> **WHAT THE TASK REQUIRES**
Make an exact copy of all the data, pictures excluded.
[[ SUPPLIED MATERIAL open ]]
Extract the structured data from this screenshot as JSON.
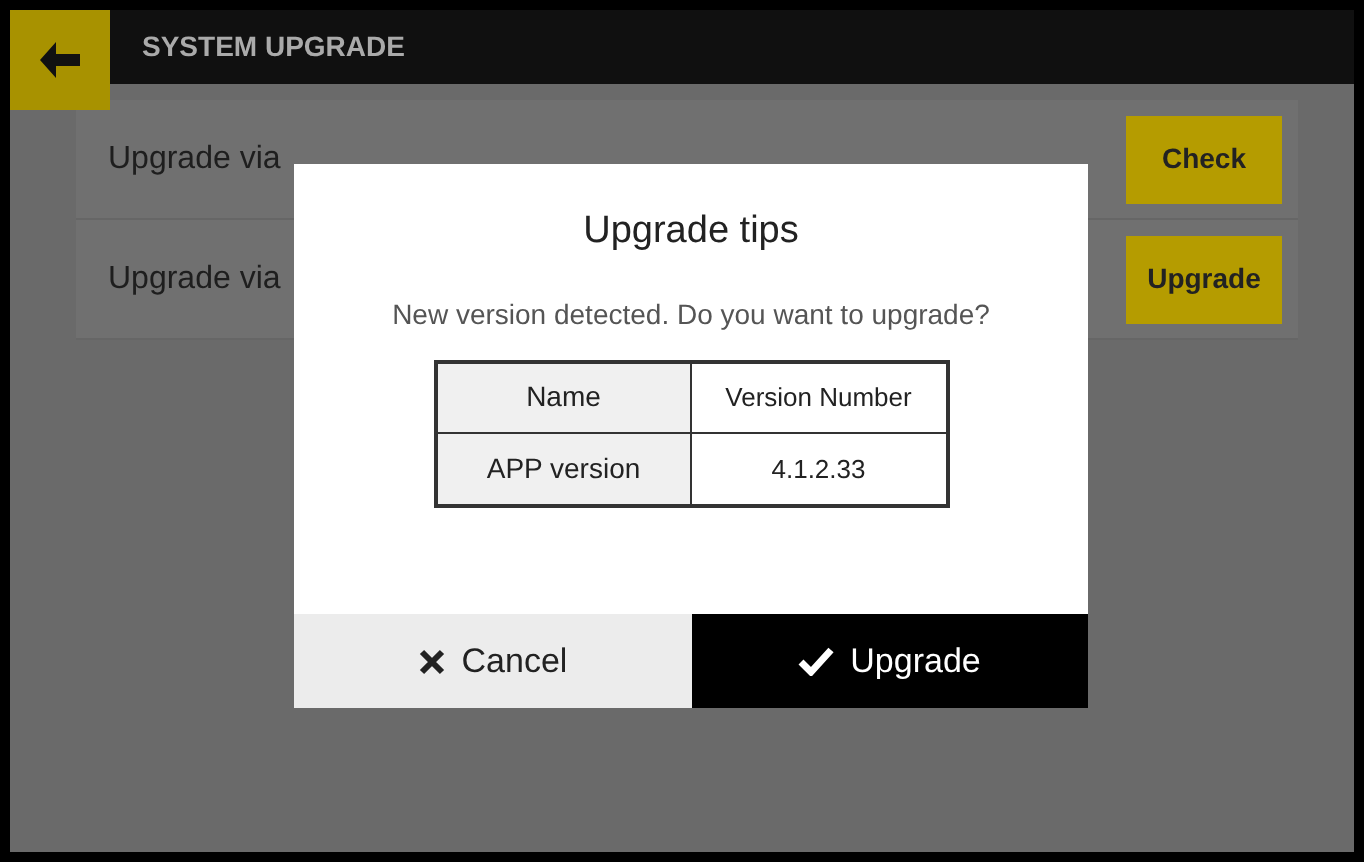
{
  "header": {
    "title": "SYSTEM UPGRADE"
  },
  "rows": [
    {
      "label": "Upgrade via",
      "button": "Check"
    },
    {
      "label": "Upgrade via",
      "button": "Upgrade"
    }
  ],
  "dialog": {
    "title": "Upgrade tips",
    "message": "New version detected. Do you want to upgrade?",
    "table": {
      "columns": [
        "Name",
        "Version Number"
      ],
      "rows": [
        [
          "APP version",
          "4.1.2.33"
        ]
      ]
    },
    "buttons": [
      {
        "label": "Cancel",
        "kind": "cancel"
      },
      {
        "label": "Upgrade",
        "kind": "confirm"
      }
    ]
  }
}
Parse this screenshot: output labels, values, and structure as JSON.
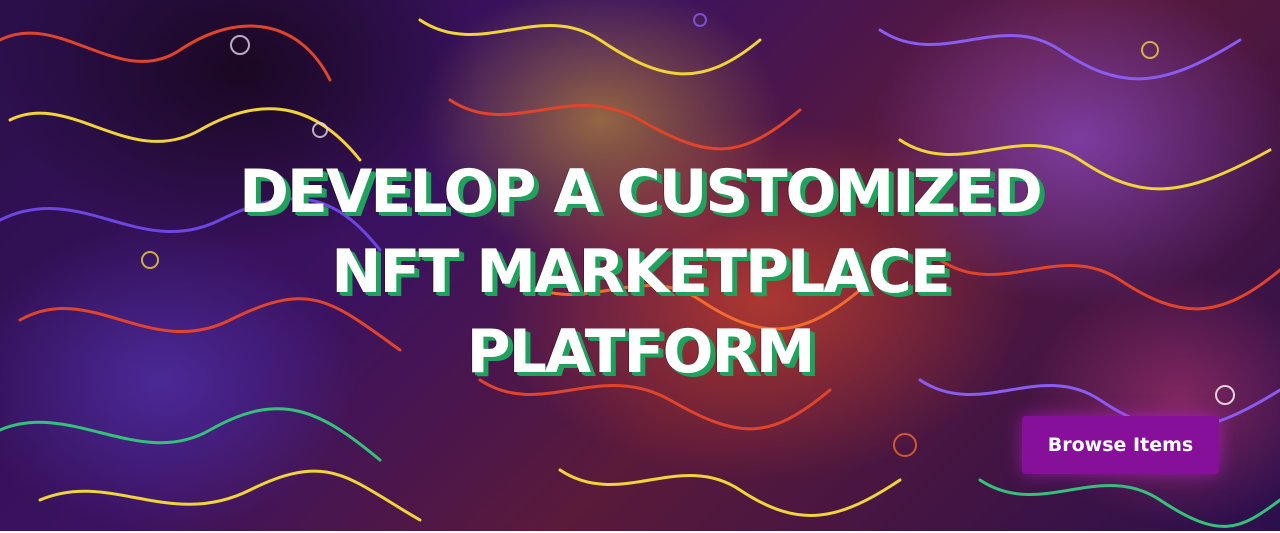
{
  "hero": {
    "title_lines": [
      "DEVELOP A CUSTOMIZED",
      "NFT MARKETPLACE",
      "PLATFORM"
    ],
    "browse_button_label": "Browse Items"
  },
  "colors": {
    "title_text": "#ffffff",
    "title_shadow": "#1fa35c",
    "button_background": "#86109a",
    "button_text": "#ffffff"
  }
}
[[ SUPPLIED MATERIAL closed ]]
> **SOLUTION TO THE EXERCISE**
Extract the structured data from this screenshot as JSON.
{
  "header": {
    "title": "SYSTEM UPGRADE"
  },
  "rows": [
    {
      "label": "Upgrade via",
      "button": "Check"
    },
    {
      "label": "Upgrade via",
      "button": "Upgrade"
    }
  ],
  "dialog": {
    "title": "Upgrade tips",
    "message": "New version detected. Do you want to upgrade?",
    "table": {
      "columns": [
        "Name",
        "Version Number"
      ],
      "rows": [
        [
          "APP version",
          "4.1.2.33"
        ]
      ]
    },
    "buttons": [
      {
        "label": "Cancel",
        "kind": "cancel"
      },
      {
        "label": "Upgrade",
        "kind": "confirm"
      }
    ]
  }
}
Parse this screenshot: output labels, values, and structure as JSON.
{
  "hero": {
    "title_lines": [
      "DEVELOP A CUSTOMIZED",
      "NFT MARKETPLACE",
      "PLATFORM"
    ],
    "browse_button_label": "Browse Items"
  },
  "colors": {
    "title_text": "#ffffff",
    "title_shadow": "#1fa35c",
    "button_background": "#86109a",
    "button_text": "#ffffff"
  }
}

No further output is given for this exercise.